### DIRECTIONS
The records appear below. Copy each one exactly.

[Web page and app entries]
=====

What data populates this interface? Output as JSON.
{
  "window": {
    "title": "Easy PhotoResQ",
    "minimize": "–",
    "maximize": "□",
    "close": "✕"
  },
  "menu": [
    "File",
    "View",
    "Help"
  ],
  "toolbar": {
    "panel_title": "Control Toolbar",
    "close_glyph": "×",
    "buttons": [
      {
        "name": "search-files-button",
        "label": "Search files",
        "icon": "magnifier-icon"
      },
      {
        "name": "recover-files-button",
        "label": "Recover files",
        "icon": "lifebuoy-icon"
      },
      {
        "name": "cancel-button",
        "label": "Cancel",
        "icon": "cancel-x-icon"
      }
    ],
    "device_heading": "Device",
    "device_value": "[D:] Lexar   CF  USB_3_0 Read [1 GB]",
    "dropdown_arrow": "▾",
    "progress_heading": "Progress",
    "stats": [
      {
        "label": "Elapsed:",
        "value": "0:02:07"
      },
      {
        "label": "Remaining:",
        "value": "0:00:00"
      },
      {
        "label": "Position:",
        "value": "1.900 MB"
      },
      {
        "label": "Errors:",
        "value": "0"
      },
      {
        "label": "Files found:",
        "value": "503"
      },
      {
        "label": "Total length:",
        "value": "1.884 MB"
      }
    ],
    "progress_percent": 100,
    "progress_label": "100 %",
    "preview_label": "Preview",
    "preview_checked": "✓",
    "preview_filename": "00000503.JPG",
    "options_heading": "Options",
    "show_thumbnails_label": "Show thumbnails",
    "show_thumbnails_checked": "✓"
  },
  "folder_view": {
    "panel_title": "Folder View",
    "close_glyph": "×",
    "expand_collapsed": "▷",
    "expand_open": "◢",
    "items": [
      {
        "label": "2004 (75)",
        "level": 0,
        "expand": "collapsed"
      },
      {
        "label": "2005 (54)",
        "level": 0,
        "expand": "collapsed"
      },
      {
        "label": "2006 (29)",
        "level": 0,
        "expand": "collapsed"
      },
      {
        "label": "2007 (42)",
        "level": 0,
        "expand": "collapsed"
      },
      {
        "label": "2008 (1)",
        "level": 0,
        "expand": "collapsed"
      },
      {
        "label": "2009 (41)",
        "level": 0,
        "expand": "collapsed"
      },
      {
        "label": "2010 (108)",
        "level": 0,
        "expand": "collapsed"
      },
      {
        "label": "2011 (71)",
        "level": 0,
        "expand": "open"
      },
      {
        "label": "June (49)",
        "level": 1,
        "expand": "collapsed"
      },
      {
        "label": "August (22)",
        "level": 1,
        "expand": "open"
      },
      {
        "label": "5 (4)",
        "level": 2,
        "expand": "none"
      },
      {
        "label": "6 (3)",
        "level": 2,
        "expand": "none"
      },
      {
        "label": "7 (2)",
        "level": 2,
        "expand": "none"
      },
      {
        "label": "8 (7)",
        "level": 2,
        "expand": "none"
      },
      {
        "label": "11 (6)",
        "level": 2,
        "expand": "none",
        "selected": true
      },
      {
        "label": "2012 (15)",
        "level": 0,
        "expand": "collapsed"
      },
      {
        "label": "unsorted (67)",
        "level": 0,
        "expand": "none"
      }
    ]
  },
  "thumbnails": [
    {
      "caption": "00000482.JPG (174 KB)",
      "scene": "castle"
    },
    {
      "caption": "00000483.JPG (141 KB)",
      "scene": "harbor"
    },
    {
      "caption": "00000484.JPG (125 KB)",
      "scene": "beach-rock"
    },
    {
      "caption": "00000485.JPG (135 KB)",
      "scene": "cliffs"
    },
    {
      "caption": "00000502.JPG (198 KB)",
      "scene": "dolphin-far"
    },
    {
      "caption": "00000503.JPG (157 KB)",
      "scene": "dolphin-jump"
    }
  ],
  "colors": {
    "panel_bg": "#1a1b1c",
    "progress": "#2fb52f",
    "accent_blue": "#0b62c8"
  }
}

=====

### RESULT FOR THIS EXERCISE
What data populates this interface? Output as JSON.
{
  "window": {
    "title": "Easy PhotoResQ",
    "minimize": "–",
    "maximize": "□",
    "close": "✕"
  },
  "menu": [
    "File",
    "View",
    "Help"
  ],
  "toolbar": {
    "panel_title": "Control Toolbar",
    "close_glyph": "×",
    "buttons": [
      {
        "name": "search-files-button",
        "label": "Search files",
        "icon": "magnifier-icon"
      },
      {
        "name": "recover-files-button",
        "label": "Recover files",
        "icon": "lifebuoy-icon"
      },
      {
        "name": "cancel-button",
        "label": "Cancel",
        "icon": "cancel-x-icon"
      }
    ],
    "device_heading": "Device",
    "device_value": "[D:] Lexar   CF  USB_3_0 Read [1 GB]",
    "dropdown_arrow": "▾",
    "progress_heading": "Progress",
    "stats": [
      {
        "label": "Elapsed:",
        "value": "0:02:07"
      },
      {
        "label": "Remaining:",
        "value": "0:00:00"
      },
      {
        "label": "Position:",
        "value": "1.900 MB"
      },
      {
        "label": "Errors:",
        "value": "0"
      },
      {
        "label": "Files found:",
        "value": "503"
      },
      {
        "label": "Total length:",
        "value": "1.884 MB"
      }
    ],
    "progress_percent": 100,
    "progress_label": "100 %",
    "preview_label": "Preview",
    "preview_checked": "✓",
    "preview_filename": "00000503.JPG",
    "options_heading": "Options",
    "show_thumbnails_label": "Show thumbnails",
    "show_thumbnails_checked": "✓"
  },
  "folder_view": {
    "panel_title": "Folder View",
    "close_glyph": "×",
    "expand_collapsed": "▷",
    "expand_open": "◢",
    "items": [
      {
        "label": "2004 (75)",
        "level": 0,
        "expand": "collapsed"
      },
      {
        "label": "2005 (54)",
        "level": 0,
        "expand": "collapsed"
      },
      {
        "label": "2006 (29)",
        "level": 0,
        "expand": "collapsed"
      },
      {
        "label": "2007 (42)",
        "level": 0,
        "expand": "collapsed"
      },
      {
        "label": "2008 (1)",
        "level": 0,
        "expand": "collapsed"
      },
      {
        "label": "2009 (41)",
        "level": 0,
        "expand": "collapsed"
      },
      {
        "label": "2010 (108)",
        "level": 0,
        "expand": "collapsed"
      },
      {
        "label": "2011 (71)",
        "level": 0,
        "expand": "open"
      },
      {
        "label": "June (49)",
        "level": 1,
        "expand": "collapsed"
      },
      {
        "label": "August (22)",
        "level": 1,
        "expand": "open"
      },
      {
        "label": "5 (4)",
        "level": 2,
        "expand": "none"
      },
      {
        "label": "6 (3)",
        "level": 2,
        "expand": "none"
      },
      {
        "label": "7 (2)",
        "level": 2,
        "expand": "none"
      },
      {
        "label": "8 (7)",
        "level": 2,
        "expand": "none"
      },
      {
        "label": "11 (6)",
        "level": 2,
        "expand": "none",
        "selected": true
      },
      {
        "label": "2012 (15)",
        "level": 0,
        "expand": "collapsed"
      },
      {
        "label": "unsorted (67)",
        "level": 0,
        "expand": "none"
      }
    ]
  },
  "thumbnails": [
    {
      "caption": "00000482.JPG (174 KB)",
      "scene": "castle"
    },
    {
      "caption": "00000483.JPG (141 KB)",
      "scene": "harbor"
    },
    {
      "caption": "00000484.JPG (125 KB)",
      "scene": "beach-rock"
    },
    {
      "caption": "00000485.JPG (135 KB)",
      "scene": "cliffs"
    },
    {
      "caption": "00000502.JPG (198 KB)",
      "scene": "dolphin-far"
    },
    {
      "caption": "00000503.JPG (157 KB)",
      "scene": "dolphin-jump"
    }
  ],
  "colors": {
    "panel_bg": "#1a1b1c",
    "progress": "#2fb52f",
    "accent_blue": "#0b62c8"
  }
}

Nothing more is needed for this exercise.